The African Continental Free Trade Area (AfCFTA), which was launched in March 2018 in Rwandan capital city Kigali, has so far garnered 54 signatories, offering a new hope and continental exhilaration in terms of boosting intra-African trade, and eventually facilitating Africa’s development and industrialization.
The AfCFTA, agreement intends cover a market of more than 1.2 billion people and a combined gross domestic product of more than $3.4 trillion.
The United Nations Economic Commission for Africa suggests that the AfCFTA has the potential both to boost intra-African trade by 52.3 % by 2022 by eliminating import duties (90 %) and to double this trade if non-tariff barriers are also reduced
Whereas the AfCFTA is expected to boost economic growth, it is likely to be associated with costs and its benefits may not be evenly distributed across and within countries.
First, the loss of revenue at the continental level, which is estimated to be close to $ 4.1 billion in the short-run
Second, the increase in international competition with a high likelihood of bigger African economies benefitting more than smaller ones due to relative productive capacities.

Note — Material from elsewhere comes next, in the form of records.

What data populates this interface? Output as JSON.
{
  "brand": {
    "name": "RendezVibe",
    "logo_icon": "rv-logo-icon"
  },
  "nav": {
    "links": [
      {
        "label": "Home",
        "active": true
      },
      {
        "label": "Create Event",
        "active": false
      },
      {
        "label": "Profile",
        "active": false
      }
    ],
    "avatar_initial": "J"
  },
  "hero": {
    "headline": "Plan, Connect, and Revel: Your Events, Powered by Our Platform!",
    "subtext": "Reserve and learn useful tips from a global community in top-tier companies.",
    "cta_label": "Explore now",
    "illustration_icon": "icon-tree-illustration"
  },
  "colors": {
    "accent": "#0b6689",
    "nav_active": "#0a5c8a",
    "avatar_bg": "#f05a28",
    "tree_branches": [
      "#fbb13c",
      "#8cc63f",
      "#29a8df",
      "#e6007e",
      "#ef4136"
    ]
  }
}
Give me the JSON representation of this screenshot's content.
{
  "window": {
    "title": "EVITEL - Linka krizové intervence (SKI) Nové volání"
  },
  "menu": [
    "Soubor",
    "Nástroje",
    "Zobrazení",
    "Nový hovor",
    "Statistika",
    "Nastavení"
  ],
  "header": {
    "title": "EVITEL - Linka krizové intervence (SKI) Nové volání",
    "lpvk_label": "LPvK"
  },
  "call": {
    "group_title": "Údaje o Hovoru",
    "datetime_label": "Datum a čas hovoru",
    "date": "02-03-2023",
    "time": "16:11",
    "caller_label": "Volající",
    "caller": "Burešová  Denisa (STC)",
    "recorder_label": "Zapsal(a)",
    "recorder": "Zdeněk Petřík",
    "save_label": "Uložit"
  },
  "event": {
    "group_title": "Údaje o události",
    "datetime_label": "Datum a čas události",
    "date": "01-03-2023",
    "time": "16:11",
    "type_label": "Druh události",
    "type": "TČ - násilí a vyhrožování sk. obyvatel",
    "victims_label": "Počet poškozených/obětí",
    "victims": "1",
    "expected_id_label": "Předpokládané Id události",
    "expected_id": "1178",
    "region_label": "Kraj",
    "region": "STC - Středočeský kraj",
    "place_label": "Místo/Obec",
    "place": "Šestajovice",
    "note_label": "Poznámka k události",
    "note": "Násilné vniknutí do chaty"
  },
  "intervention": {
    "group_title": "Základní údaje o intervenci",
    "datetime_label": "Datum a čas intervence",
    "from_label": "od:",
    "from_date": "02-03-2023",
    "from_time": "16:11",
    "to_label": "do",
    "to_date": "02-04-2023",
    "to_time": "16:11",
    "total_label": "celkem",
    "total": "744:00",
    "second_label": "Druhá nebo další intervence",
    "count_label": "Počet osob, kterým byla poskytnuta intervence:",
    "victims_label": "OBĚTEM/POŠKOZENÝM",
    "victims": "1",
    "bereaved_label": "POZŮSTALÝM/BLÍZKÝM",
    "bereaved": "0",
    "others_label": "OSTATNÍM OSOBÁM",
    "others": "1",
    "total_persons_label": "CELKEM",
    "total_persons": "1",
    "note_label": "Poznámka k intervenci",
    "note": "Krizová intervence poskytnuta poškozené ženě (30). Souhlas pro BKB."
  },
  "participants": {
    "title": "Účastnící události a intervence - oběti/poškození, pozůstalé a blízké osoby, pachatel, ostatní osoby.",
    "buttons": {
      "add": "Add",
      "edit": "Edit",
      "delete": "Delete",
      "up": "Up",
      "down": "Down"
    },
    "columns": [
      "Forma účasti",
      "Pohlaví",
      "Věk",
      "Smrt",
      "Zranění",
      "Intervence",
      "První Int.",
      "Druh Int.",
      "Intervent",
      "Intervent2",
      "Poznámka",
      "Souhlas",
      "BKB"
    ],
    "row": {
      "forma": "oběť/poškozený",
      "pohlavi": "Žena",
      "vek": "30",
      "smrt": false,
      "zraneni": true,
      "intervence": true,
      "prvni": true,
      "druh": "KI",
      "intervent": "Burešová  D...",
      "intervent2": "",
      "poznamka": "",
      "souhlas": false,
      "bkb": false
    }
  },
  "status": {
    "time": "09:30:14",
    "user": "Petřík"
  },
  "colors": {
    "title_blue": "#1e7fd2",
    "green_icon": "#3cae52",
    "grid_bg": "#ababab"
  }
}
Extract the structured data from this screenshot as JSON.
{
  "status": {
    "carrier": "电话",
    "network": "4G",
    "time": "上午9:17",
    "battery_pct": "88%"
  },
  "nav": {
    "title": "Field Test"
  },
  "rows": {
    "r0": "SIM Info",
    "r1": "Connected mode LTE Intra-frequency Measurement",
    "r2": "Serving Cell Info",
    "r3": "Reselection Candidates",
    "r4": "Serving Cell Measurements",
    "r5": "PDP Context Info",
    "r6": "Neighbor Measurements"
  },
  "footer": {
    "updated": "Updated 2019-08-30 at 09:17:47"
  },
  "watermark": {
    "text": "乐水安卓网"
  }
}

Furthermore, small and weak companies may be exposed to giant foreign companies due to deregulation or reduced protectionism. Third, the liberalisation of the domestic labour markets will also expose nationals to competition from cheap foreign labour. Fourth, capital mobility being high may also encourage out-sourcing, leading to loss of jobs.
Revenue, trade & welfare effects of the AfCFTA on the EAC economies
The evidence presented here is based on the study titled “African Continental Free Trade Area: The potential revenue, trade and welfare effects for the East African Community”-EPRC Research Series No 153
Tariff revenue effects
In the event that the tariff reduction is substantive, the significant loss arises from the Rest of Africa given that tariff revenue from existing trade is reduced.
Tariff revenue is also lost from other trading partners outside Africa due to trade diversion. It is observed that overall, each country experiences a loss with varying levels and proportions depending on the quantities involved.
In absolute amounts, Kenya will incur the largest tariff revenue loss of $ 14.2 million, followed by Uganda with $ 13.5 million, Tanzania $ 5.3 million, Burundi $ 4.3 million and finally Rwanda $ 3.9 million
Regarding trade creation, Kenya will create a total of $4.3 million and Burundi up to a tune of $8.3 million. On the hand Uganda, Tanzania and Rwanda will not create trade.
For Uganda, this will be accompanied by a significant trade diversion of a value of $4.9 million, which further disadvantages the country because this will come at the cost of more expensive imports.
Kenya will experience a minimal trade diversion of about US$0.4 million, which can be internalised by the high value of trade created.
Rwanda and Tanzania, on the other are likely to experience a negative trade diversion.
The overall trade effect is positive for Uganda primarily arising from trade diversion to a tune of $4.2 million.
Burundi significantly benefits from trade liberalisation given that its total trade effect is $9.7 million, which is mostly accounted for by trade creation than trade diversion, followed by Kenya with $5.2 million.
Therefore, the consumers in Burundi and Kenya do not experience significant welfare losses given that trade creation is far larger than trade diversion.
Tanzania has the largest negative trade effect of $5.7 million, suggesting that it loses more than the other EAC Partner States following trade liberalisation with the Rest of Africa. This is followed by Rwanda with a trade effect loss of $3.5 million.
The welfare change for the EAC economies arises from the additional revenue as a result of the increase in imports and the additional consumer surplus as a result of the increase in imports.
Whereas Uganda and Burundi experience a positive welfare effect, Kenya, Tanzania, and Rwanda experience adverse welfare effects.
Specifically, Burundi’s positive effect is $5.3 million, and Uganda’s is $3.3 million. Tanzania has the most massive welfare loss of $3.1 million, followed by Rwanda with $ 0.83 million and Kenya with US 0.51 million.
To benefit from the AFCFTA, the EAC economies need:
To mitigate the adverse effects of trade diversion, that is, the resultant high cost of imports from third party countries which leads to a welfare loss.
This can partly be achieved by increasing the competitiveness of products produced within Africa, through actions that significantly lower the unit cost of production.
Besides, these countries should strengthen or put in place policy and regulatory frameworks that support competition.
Pursue policies and investments that support industrialization for value addition and product diversification for both the domestic and external markets.
These include sustaining investments in infrastructure (energy, communications and transport) and human capital (health, education and training), developing standards and promotion of research and development. Also, investments in industrialisation should focus on developing the entire value chain and not a particular segment.
Source: read full report here: EPRC policy brief titled Within the EAC, which countries stand to benefit from the implementation of the AfCFTA